WHAT THIS TASK INVOLVES: Find how many lines in the listing below include the word "dynsym". Give that number only.

DATASET ENTRIES:
------

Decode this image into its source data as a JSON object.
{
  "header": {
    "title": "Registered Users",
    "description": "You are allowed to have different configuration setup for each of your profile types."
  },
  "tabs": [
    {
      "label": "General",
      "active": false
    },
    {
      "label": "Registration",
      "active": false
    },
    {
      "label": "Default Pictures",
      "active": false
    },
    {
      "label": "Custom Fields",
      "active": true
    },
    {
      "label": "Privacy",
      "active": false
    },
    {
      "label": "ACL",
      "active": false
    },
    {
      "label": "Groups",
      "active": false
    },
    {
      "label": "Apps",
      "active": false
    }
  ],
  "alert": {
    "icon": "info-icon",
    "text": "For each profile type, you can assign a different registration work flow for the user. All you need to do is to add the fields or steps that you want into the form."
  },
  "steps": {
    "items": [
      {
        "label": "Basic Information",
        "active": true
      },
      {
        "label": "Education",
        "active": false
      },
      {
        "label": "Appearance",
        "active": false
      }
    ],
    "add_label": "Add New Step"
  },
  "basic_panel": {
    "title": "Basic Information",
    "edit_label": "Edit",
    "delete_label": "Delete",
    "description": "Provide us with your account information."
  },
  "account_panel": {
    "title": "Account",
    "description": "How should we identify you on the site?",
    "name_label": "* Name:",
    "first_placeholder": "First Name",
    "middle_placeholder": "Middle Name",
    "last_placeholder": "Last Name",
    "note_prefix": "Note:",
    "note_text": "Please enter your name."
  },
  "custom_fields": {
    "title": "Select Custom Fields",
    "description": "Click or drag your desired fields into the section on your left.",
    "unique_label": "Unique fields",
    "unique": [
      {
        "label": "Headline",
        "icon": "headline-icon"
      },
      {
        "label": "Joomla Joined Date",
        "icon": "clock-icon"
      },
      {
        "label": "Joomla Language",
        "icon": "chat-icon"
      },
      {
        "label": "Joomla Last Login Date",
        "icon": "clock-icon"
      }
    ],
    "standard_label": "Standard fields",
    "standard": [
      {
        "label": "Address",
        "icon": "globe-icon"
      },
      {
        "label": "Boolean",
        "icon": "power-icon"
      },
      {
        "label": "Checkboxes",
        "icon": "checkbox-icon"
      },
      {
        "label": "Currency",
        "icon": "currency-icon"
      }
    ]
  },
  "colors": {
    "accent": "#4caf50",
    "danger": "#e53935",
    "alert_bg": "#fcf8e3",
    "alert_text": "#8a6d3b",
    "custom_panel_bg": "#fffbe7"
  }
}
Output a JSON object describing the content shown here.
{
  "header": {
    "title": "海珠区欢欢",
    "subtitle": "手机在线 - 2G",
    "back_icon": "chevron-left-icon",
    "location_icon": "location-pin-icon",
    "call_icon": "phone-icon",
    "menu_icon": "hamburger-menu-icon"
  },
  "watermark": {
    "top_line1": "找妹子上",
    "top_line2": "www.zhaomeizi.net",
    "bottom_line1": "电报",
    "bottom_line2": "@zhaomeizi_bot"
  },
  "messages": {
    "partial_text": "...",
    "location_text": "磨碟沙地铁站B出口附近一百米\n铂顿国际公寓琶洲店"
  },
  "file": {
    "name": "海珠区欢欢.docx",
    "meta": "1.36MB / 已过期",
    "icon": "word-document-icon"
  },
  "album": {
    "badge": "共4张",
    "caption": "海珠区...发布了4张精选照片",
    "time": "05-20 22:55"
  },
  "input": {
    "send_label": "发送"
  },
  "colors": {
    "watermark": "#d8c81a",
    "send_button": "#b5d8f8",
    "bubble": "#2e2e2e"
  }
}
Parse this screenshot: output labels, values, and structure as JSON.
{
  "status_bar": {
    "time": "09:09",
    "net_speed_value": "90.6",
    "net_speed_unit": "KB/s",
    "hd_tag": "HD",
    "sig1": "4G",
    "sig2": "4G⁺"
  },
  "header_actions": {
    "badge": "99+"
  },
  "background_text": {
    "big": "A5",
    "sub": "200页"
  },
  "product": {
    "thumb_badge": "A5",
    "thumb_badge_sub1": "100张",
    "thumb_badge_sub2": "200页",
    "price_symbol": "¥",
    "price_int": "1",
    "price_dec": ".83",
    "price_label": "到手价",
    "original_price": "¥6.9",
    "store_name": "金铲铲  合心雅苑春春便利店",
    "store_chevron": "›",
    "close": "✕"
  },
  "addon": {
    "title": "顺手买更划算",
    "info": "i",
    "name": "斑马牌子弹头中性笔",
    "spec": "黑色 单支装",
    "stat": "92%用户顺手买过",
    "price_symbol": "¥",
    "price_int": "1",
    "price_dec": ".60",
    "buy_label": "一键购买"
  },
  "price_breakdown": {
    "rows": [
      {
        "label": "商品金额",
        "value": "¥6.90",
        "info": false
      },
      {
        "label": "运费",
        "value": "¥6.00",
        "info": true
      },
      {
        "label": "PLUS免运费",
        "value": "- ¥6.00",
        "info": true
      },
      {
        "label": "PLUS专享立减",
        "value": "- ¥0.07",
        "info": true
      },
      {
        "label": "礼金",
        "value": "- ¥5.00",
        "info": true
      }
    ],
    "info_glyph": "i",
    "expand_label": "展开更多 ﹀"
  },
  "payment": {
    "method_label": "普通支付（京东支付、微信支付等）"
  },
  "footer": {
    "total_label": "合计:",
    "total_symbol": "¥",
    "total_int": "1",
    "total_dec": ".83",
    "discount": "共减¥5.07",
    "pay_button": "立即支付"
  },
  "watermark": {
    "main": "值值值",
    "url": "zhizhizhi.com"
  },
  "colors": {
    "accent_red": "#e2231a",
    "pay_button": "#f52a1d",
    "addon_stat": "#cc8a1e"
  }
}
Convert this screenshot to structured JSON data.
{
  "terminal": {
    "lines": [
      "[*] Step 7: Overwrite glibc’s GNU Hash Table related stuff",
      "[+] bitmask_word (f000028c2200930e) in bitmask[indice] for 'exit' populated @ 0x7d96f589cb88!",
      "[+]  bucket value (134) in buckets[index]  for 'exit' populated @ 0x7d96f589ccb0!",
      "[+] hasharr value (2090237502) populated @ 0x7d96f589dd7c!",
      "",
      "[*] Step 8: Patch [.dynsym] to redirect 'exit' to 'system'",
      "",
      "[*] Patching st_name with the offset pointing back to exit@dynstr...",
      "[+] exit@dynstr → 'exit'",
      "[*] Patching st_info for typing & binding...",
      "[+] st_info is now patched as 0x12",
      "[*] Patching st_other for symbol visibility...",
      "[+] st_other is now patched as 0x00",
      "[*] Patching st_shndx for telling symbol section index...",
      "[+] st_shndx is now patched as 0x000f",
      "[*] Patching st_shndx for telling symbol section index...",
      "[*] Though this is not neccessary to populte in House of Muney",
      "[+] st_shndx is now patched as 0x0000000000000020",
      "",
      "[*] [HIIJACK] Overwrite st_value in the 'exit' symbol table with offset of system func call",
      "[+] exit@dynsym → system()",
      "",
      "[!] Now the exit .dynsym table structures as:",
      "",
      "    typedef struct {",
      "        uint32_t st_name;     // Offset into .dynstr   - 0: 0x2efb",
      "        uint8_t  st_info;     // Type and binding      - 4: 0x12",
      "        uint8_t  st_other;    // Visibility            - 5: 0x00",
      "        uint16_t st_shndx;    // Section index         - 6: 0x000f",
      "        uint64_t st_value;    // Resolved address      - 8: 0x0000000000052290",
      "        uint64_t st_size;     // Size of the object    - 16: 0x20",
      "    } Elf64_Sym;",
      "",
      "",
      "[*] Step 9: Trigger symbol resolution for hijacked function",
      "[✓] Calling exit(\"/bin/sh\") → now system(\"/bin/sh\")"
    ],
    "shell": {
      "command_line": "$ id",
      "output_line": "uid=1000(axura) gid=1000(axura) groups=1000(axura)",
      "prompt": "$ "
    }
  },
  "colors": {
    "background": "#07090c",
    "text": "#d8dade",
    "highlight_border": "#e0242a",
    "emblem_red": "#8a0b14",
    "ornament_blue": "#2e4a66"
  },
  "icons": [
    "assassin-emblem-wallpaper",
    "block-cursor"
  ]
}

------

EXERCISE ANSWER: 3